We become a soul, and they become part of the stage. I become part of the audience. For me, the immediate contact with the audience is very important. You know a lot of people ask me, "Are you gonna go back to acting?" Well, yes, I can go back to acting, but not for a while. I want to go back to acting, but right now, I need to have this direct contact with the audience, which is so addictive. It's like a little gift that God has given me: to make people happy with my music and my sounds. I don't want to let go of this. I want to keep working on the road. And the production is really intense. Me, going up and down in platforms. The lighting, the screens -- it's a beautiful concert, man. I have a lot of fun with it, and I guess people do the same.

MTV: You're excited about the release of this new album?

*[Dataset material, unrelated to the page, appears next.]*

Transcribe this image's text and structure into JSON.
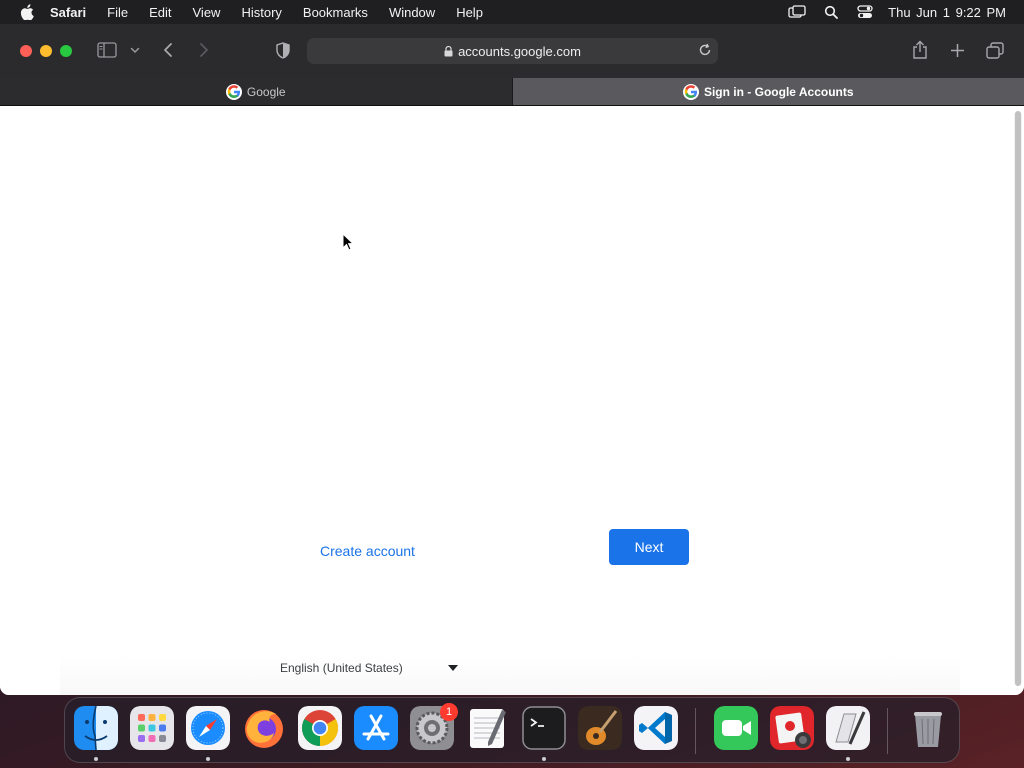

Martin: Yes. It's a cathartic process, man. You feel clean. You feel new. I've been working on this album now for almost a year. It's been really intense, because I've been touring, and every time I had a day off I would hop on a plane and jump to the studio. It doesn't matter where I was, especially when I was here in the United States, touring. I would just fly back to Miami and be there when the percussion was recorded, when the piano was being recorded, when those horns were being recorded. It feels great, man. This is what is so beautiful about this career. You think you're done, and you think you did it all. But no, wait a minute-- this is only the beginning, and now I'm listening to "She Bangs" on the radio. It feels really good. [RealAudio]

MTV: When does Sound Loaded drop?

Martin: November 14 is the date. Everywhere, everywhere, everywhere in the world. Ready for the holidays. I'll be presenting it personally to the media, the press, to television. I'll be doing anything that has to be done in order for people to know that I'm here, and that there's a lot of music, and that there's a lot more to come.

(Source : www.mtvasia.com)